At this point, most people would step out of the shower. I’ve washed my face, hair and body. I am squeaky clean. But one thing remains.
Before I have a chance to question whether I really want to, I turn the temperature nozzle all the way to the right. After a second, the water goes from hot to cold. The water hits my back and I gasp. I start counting to sixty.
Since I’ve moved into a new place, I’ve begun this new practice. I end every shower with sixty seconds of cold water. Why? There’s two main reasons. The first: I feel better and more energised after a dose of coldness. It does something good to my body and brain. The second: I want to practice being comfortable in the absence of comfort. Cold showers are an easy way to do so.
You’ve signed up for a bungee jump. Your two friends have gone ahead of you. You watched them get strapped up, approach the platform and step off the edge. Now it’s your turn.
The instructor fastens the final clasp on your chest and nods towards the precipice. You walk up to the edge and pause for a second. Then you step out into the nothingness.
Cold showers are very different from bungee jumps.

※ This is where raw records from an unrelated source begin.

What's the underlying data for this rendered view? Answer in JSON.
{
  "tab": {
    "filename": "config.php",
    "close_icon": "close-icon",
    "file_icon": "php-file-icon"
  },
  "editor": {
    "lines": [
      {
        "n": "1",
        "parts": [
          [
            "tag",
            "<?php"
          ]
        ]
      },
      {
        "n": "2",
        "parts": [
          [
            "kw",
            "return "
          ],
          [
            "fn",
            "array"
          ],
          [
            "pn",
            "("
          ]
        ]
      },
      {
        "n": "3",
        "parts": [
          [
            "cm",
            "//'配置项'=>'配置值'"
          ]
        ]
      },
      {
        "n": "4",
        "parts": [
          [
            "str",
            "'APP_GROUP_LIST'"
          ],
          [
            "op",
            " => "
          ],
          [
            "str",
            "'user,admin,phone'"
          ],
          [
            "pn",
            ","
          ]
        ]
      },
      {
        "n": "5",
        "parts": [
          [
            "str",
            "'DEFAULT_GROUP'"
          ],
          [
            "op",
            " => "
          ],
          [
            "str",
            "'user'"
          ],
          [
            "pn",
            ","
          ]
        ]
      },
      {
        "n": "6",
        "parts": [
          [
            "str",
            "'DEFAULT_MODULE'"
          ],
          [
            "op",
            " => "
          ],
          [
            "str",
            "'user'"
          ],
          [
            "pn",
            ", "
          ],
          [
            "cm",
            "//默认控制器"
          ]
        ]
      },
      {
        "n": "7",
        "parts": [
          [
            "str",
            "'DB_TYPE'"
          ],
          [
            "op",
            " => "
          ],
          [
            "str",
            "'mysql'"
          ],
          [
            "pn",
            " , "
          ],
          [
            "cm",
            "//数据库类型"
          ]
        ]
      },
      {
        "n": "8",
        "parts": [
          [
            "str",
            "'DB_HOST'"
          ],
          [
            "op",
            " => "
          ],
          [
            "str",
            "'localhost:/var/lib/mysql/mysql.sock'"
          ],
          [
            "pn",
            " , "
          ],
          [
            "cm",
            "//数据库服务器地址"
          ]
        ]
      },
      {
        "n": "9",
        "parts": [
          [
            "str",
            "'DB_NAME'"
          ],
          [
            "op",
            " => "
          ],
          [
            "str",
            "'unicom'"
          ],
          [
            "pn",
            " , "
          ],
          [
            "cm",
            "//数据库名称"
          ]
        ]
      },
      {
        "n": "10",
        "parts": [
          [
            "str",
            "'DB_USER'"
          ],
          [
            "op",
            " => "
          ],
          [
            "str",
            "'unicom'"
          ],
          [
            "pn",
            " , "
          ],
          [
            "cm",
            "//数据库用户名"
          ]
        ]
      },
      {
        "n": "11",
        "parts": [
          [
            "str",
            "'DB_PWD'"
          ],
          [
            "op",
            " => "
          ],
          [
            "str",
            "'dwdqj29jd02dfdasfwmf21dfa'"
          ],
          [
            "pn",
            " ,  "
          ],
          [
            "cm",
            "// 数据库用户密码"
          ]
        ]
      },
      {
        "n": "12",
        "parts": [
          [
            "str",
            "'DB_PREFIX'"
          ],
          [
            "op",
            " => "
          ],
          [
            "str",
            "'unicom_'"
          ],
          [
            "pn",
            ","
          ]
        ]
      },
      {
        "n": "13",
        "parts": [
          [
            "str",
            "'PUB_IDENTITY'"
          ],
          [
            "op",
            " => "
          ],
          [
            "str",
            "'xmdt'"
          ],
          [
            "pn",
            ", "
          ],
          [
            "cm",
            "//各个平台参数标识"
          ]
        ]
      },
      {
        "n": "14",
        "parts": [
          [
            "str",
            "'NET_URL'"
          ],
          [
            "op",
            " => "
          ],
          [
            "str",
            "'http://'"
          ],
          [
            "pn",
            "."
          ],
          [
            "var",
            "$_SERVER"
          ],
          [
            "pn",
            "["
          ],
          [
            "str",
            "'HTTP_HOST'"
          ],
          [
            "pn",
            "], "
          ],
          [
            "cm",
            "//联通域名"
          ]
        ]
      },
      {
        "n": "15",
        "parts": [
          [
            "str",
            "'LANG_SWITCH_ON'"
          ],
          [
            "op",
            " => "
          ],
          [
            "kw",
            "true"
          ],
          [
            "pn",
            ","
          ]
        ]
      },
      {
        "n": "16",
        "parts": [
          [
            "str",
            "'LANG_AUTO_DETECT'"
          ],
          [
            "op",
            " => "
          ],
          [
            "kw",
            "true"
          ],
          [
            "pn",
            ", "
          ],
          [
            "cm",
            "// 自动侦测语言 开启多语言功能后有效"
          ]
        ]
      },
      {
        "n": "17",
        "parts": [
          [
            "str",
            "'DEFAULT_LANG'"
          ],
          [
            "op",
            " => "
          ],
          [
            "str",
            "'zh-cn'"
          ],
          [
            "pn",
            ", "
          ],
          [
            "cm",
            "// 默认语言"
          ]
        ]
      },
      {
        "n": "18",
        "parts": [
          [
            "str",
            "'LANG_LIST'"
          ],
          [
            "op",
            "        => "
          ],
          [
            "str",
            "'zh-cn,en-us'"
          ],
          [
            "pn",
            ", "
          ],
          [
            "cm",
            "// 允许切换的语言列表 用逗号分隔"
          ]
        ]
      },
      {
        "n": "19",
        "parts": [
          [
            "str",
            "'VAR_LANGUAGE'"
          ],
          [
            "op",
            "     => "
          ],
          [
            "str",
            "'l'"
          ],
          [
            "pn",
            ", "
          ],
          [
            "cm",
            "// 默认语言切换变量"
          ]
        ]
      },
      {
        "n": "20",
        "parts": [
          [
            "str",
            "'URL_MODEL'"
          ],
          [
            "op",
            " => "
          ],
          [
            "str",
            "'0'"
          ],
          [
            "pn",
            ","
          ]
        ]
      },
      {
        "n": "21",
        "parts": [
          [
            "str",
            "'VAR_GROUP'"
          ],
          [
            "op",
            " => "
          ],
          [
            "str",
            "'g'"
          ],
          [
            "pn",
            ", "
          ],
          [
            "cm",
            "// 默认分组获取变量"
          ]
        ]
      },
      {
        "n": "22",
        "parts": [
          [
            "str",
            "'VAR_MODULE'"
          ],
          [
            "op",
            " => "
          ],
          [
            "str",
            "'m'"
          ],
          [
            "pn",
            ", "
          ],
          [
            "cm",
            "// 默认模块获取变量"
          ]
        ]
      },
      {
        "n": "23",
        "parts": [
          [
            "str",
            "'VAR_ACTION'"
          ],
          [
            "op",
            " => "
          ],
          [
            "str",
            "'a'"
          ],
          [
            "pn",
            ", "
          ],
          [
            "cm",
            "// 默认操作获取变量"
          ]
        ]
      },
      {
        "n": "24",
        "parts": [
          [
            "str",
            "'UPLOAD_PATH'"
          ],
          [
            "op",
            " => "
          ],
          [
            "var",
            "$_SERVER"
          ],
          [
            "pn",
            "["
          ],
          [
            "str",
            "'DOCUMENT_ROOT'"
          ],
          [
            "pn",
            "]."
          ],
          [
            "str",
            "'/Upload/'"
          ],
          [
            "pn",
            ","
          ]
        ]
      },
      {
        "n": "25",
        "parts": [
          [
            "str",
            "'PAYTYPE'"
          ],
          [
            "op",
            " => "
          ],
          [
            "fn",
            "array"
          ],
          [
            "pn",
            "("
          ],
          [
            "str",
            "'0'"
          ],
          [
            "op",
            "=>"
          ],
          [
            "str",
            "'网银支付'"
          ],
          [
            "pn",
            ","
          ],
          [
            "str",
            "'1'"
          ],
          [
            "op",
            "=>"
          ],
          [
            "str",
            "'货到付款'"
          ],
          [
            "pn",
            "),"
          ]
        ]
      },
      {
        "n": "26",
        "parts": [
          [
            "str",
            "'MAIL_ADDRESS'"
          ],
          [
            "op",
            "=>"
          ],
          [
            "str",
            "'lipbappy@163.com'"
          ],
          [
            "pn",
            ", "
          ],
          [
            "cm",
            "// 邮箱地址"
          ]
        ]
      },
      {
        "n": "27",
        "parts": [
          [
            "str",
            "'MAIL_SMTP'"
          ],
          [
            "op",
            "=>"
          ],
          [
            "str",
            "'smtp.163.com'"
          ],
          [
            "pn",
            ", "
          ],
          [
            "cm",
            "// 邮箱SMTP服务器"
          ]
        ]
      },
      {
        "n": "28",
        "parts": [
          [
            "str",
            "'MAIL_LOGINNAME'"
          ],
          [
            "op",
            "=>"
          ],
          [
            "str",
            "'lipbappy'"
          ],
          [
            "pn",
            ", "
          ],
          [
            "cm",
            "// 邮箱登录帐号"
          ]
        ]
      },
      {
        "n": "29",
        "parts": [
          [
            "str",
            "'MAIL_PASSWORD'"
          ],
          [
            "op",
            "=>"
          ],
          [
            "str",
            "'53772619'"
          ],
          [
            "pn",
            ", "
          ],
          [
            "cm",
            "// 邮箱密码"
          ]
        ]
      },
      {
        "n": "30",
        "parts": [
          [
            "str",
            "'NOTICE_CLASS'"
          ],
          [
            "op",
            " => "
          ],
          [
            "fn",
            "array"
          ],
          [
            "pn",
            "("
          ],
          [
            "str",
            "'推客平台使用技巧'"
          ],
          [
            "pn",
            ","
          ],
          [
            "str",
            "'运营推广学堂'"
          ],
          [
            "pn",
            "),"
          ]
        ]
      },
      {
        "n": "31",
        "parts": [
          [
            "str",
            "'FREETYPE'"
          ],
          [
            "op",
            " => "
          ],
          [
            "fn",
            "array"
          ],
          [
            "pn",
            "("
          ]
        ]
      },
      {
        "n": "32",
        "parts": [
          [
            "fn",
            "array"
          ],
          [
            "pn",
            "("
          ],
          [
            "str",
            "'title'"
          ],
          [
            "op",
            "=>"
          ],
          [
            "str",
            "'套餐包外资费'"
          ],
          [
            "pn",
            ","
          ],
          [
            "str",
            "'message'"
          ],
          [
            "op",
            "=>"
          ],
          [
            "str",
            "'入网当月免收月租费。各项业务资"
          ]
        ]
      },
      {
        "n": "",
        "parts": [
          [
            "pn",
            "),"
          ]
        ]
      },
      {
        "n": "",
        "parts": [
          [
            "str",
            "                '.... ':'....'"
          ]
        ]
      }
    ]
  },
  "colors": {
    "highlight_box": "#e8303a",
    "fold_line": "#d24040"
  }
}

But the successful undertaking of both of them has something in common. If you pause for too long before you do it, you won’t do it at all.
By pausing, you give your monkey brain a chance to chime in. “What are you doing? This is crazy! You don’t have to do it. Nobody will think any less of you. In fact, it’s probably better if you don’t go through with this stupid resolution. You don’t gain much from it anyway. Don’t do it!”
Doing something that is uncomfortable and scary is hard enough without having to spar with your monkey mind. That’s why, when it comes to unpleasant and uncomfortable tasks, the best thing you can do is start. Don’t give that little voice a chance to weaken your resolve and hinder your determination. Start doing before you start thinking.